By CBSNewYork Team

By Nicole Siegel

As the NFL draft approaches and so does Jewish History Month, it is important to remember the achievements of Jewish athletes, often forgotten, who helped shape the game and whose experiences highlight the experience of many Jewish athletes.

During the early years of the game two players were often prominent in descriptions of Jewish professional NFL Players – Benny Friedman and Joseph Alexander. Both, along with a few others, became symbols of Jewish achievement, but also faced prejudice that shaped the NFL’s early years. A lot has been written about Benny Friedman (Browns, Giants), a player whose skill at passing reshaped football. Joseph Alexander, is not as well remembered.

Joseph Alexander (“Doc”), was a Jewish physician who played for the Rochester Jeffersons until 1925, when Tim Mara bought and founded the New York Giants football team. Alexander became the first player signed to the new team and helped lead them to victories, culminating in the Giants’ first title in 1927. Alexander acted as both player and head coach following the departure of Bob Folwell [1]. Alexander also played in the 1927 winning season, under Earl Poettiger [2]. After 1927, due to a more active medical practice, Alexander retired from coaching and after that season, from football. He briefly returned to coach the CCNY team with Benny Friedman [3]. Alexander died in 1975, at the age of 77, a well-respected expert on lung disease who was remembered for his time on and off the field.

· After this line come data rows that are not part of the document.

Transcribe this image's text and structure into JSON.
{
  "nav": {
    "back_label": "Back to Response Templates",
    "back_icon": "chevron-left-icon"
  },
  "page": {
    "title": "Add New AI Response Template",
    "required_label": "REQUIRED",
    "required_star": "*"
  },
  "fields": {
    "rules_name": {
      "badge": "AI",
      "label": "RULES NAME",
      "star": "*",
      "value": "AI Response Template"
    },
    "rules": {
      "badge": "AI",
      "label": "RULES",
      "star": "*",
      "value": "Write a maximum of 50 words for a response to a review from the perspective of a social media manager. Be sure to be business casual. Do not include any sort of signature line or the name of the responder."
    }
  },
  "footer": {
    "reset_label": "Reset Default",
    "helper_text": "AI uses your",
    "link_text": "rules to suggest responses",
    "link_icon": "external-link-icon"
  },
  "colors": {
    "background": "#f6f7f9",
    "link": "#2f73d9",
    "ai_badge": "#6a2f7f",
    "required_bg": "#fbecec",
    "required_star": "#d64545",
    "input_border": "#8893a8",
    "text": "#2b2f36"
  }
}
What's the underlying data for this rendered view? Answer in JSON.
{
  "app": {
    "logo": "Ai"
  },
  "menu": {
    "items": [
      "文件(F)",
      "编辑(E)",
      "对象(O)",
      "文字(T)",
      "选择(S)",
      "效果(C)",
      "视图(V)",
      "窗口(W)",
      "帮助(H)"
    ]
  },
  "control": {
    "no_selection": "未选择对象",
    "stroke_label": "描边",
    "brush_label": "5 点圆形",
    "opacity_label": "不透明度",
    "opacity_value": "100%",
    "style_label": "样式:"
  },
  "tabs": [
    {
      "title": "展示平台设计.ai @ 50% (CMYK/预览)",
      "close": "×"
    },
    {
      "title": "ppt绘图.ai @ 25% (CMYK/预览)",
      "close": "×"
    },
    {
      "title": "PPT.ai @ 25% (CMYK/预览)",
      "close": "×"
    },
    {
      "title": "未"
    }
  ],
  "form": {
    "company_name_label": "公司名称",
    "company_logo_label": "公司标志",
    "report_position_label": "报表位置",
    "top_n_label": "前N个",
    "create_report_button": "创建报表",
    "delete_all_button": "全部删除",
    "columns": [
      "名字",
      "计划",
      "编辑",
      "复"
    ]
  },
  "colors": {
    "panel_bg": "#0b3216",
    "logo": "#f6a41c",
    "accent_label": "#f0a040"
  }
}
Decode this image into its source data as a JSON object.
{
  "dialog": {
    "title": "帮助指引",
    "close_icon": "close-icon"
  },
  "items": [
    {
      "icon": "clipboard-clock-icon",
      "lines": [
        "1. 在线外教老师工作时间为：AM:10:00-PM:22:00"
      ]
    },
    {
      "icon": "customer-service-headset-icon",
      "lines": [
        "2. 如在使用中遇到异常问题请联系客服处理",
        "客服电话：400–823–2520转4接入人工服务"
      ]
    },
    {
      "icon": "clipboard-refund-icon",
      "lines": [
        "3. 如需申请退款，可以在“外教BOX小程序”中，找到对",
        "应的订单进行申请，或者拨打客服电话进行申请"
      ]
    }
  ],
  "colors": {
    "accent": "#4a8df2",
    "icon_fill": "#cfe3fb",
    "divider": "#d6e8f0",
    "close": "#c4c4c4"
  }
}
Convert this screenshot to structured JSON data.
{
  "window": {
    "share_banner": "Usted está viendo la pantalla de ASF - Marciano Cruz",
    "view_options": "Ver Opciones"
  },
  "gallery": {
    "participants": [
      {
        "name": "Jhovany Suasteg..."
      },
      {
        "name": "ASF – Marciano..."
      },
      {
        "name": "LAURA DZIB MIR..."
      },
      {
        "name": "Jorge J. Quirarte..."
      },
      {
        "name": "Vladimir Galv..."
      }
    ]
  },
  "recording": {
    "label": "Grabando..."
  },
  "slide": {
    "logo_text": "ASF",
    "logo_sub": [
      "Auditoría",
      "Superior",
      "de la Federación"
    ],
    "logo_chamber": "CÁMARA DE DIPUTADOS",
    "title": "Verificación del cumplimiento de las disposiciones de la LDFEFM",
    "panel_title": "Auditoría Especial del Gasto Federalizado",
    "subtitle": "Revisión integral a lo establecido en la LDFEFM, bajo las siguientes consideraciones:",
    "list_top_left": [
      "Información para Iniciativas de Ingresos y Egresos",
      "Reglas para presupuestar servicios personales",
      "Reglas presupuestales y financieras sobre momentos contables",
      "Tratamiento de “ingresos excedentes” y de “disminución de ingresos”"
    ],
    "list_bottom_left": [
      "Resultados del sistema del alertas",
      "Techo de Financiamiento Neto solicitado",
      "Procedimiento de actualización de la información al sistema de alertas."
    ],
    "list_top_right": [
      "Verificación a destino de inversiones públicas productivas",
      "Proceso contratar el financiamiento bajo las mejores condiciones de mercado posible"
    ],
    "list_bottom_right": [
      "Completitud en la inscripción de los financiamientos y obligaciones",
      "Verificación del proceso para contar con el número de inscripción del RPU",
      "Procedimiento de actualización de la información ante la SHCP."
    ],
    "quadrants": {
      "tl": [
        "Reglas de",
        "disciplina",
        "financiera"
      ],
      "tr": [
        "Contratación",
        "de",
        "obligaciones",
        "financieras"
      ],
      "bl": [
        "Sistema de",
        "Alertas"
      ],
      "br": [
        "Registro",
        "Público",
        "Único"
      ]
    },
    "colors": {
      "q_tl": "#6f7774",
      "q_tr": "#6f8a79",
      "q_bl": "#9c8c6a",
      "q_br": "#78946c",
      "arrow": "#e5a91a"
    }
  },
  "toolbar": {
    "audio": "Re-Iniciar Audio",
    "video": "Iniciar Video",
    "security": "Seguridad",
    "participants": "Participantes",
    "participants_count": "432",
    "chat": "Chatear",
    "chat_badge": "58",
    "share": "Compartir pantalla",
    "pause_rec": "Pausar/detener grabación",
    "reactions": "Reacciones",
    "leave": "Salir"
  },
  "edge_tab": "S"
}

Alexander is a significant figure whose legacy is important to remember for a number of reasons. First, in terms of New York Giants history, not only was he the first person signed to the team, he was the first player-coach to lead the team to their first title win (even though it was before the Super Bowl). He is one of only three Giants coaches to win their first two games as head coach [4]. Second, for the impressive legacy of being able to play and coach professional football while a medical student, and later an active medical doctor. Third, and perhaps most important, for the hero image he provided to a Jewish community who looked up to athletes. For most ethnic communities in the US, sports were a way to assimilate into the larger culture [5]. Alexander and other Jewish football players became a symbol both of the overwhelming racial prejudice that American Jews had faced and would face again after the 1920s, but also of the possibility of the American dream and the ability to overcome that prejudice to succeed.

In this day and age, with the rise of anti-Semitism in and out of sports and the lack of Jewish athletes in American sports, it is important to remember the legacy of those whose efforts helped shape the game and inspired a generation looking for heroes.


[1] John Maxymuk,. NFL Head Coaches: A Biographical Dictionary, 1920-2011. (Jefferson, N.C.: McFarland & Co.), 2012 353;

[2] John Maxymuk,. NFL Head Coaches: A Biographical Dictionary, 1920-2011. (Jefferson, N.C.: McFarland & Co.), 2012 353

[3] Friedman is arguably one of the greatest unknown players of the game. He and Alexander were often linked together due to the fact that they were both incredible Jewish athletes at a time when there were few of them. Friedman was considered the NFL’s first great passer and is also one of the few New York Giants to make it to the Hall of Fame.

[4] New York Giants Media Guide, pg. 398

[5] Dart, Jon. “Sport and British Jewish Identity.” International Review for the Sociology of Sport, (September 2020).

CBSNewYork Team